Professor Sally McArthur
Director, Swinburne Innovation Precinct, OCE Science Leader at CSIRO Manufacturing
The very first Femgineers profile is on Professor Sally McArthur, who I had the pleasure of meeting at a BioMelbourne Network event in March. She chaired a session on the research to industry pipeline, and I was struck by both her extensive knowledge (on seemingly every field!) and her warmth.
I reached out to her to get a bit of a better idea of her path to becoming the wonderful STEMMer she is today, and she had some great advice;
What is your involvement in engineering/STEM at large?
While I initially trained as a materials engineer, my research is more in biomedical engineering and biomaterials. I work at the interface between materials, biology and technology. I am just starting some new projects with CSIRO looking at developing 3D cell culture systems that will fill the gap between traditional 2D cell culture on plastic and animal or human clinical tests. These systems need to combine a whole range of different things - I like to think of it as curating – tissue engineering, biophysics for the imaging and sensing, biotech and bimolecular science for the signalling and clinical and biomedical sciences for identifying the real needs and applications of the systems and defining the actual problem they can solve/gap they can fill.
What inspired you to go into your field?
I loved the idea of biomaterials during my degree, and only got to study one course on it, but from there I was hooked. I originally chose materials as I was interested in pottery and how glazes formed different colours, properties and textures in the kiln – I did all the standard science and maths subjects in school but I also did art – I wasn’t that great at it, but I was always curious about the chemistry involved.
What challenges have you faced as a woman in STEM?
It is the everyday sexism - little things - that I think we all encounter. Also along the way it can be isolating being the only women at a dinner or event (again). I have balanced this by always trying to create strong networks, having people who I trust, both male and female, trying to ensure I am being myself as much as possible, playing to my strengths of enthusiasm and engagement to bolster me when I know I am faking it all the way! Most people think I am really outgoing, and most of the time I am, but some of the time that is a game face. I know I will understand and learn more if I reach out and connect to as many people as I can.
What advice would you give to young women in STEM?
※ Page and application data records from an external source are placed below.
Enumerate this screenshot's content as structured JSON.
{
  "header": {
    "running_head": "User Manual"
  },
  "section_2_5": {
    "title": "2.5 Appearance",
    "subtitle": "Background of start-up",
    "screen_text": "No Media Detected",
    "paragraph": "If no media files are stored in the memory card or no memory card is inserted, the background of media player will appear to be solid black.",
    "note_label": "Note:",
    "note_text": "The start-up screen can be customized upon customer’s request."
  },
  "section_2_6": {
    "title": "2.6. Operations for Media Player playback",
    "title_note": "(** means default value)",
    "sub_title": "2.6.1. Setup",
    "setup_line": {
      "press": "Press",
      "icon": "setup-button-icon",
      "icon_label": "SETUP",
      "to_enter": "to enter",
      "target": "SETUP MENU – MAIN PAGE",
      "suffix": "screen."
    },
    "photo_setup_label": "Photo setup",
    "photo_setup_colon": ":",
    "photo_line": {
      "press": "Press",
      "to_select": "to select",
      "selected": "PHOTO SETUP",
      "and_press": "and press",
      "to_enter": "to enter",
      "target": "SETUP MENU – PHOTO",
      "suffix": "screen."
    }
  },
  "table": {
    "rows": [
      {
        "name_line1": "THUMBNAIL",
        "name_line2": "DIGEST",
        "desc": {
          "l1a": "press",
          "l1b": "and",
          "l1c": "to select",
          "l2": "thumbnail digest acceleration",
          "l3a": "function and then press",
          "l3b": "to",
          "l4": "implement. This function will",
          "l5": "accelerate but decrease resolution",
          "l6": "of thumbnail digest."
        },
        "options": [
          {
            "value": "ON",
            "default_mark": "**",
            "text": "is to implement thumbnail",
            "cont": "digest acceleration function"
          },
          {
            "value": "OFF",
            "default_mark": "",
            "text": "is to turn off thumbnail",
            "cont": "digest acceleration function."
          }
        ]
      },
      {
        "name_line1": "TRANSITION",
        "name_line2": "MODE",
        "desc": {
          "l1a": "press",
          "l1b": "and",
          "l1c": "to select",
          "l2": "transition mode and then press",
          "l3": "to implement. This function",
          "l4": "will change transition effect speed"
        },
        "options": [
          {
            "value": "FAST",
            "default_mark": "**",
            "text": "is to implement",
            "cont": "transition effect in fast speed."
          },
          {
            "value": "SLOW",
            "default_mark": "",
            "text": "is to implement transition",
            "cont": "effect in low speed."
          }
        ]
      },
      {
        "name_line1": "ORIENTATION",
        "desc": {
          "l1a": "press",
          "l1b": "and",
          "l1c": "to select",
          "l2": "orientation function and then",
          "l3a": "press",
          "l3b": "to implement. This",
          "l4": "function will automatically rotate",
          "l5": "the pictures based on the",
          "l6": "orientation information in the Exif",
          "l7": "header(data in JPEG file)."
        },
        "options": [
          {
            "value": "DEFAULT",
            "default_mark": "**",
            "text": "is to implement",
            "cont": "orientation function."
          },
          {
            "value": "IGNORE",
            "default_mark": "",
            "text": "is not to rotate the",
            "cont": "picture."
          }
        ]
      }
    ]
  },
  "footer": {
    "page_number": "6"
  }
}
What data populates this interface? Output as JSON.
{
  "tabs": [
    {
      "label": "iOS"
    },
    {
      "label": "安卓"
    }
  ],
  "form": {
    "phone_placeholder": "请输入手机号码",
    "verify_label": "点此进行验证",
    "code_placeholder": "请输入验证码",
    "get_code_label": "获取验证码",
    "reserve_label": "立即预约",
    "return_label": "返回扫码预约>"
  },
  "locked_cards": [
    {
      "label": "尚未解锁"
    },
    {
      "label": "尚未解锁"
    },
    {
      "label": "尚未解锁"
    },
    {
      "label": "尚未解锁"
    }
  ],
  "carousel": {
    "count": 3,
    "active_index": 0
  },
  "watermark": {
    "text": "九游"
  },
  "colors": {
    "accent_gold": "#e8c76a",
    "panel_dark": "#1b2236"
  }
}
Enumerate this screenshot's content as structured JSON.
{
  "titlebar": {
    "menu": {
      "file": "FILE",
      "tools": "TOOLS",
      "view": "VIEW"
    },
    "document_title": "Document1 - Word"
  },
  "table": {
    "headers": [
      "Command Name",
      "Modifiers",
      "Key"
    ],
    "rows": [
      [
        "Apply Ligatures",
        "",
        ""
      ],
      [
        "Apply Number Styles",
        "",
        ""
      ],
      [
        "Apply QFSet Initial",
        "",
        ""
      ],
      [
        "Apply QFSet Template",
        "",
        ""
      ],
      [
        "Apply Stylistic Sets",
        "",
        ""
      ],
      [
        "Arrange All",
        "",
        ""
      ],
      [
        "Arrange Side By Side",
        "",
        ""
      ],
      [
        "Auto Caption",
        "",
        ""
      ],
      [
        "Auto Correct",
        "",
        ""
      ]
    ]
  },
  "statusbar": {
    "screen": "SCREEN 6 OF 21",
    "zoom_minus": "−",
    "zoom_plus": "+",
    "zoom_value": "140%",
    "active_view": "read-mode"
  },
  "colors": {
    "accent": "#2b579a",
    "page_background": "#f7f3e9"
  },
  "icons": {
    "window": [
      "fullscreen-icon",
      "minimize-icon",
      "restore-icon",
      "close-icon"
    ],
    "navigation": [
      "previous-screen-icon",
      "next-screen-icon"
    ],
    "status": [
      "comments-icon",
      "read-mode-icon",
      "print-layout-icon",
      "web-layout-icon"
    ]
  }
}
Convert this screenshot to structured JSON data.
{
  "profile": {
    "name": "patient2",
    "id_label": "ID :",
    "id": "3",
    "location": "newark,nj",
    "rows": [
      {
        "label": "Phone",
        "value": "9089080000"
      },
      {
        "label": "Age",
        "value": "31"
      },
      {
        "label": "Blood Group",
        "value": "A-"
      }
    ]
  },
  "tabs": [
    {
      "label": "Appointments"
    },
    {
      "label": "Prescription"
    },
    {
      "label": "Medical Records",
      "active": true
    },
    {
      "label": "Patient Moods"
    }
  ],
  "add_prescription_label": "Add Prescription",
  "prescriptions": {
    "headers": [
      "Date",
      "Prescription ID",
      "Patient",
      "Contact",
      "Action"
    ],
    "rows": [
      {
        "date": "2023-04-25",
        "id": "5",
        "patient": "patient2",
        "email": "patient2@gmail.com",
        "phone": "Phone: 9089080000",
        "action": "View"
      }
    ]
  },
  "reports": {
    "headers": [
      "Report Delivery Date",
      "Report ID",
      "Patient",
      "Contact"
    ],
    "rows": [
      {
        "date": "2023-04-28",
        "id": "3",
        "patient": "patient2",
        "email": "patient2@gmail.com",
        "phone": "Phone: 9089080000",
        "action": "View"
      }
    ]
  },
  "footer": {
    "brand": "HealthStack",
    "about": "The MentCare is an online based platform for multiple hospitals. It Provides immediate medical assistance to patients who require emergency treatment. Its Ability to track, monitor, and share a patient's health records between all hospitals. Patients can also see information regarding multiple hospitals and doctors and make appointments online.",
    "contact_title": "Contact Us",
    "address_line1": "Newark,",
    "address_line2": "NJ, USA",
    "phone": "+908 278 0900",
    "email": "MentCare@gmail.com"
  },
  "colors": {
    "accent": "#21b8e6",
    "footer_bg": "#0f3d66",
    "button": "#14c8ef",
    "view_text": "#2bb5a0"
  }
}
Stay strong, find your niche that excites you and that hopefully you are good at as well! If you are unsure, keep pushing, explore further, ask questions and find you tribe. Life doesn’t have to be all about being a women in STEM - it can be about just being a woman, a human, an excitable being and an enthusiast or a quite achiever, a builder and a contemplator. Curiosity, a need connect with people and be part of building something new or different that I think may change or improve something. And the ability to have a great chat about nothing much/everything over a coffee/wine/food.
Finally, what's something (unusual) that keeps you going every day?
Curiosity, a need connect with people and be part of building something new or different that I think may change or improve something. And the ability to have a great chat about nothing much/everything over a coffee/wine/food.
For more information, check out Professor McArthur's Google Scholar profile, ORCID profile, news articles here and here, as well as this wonderful video of her discussing her research interests;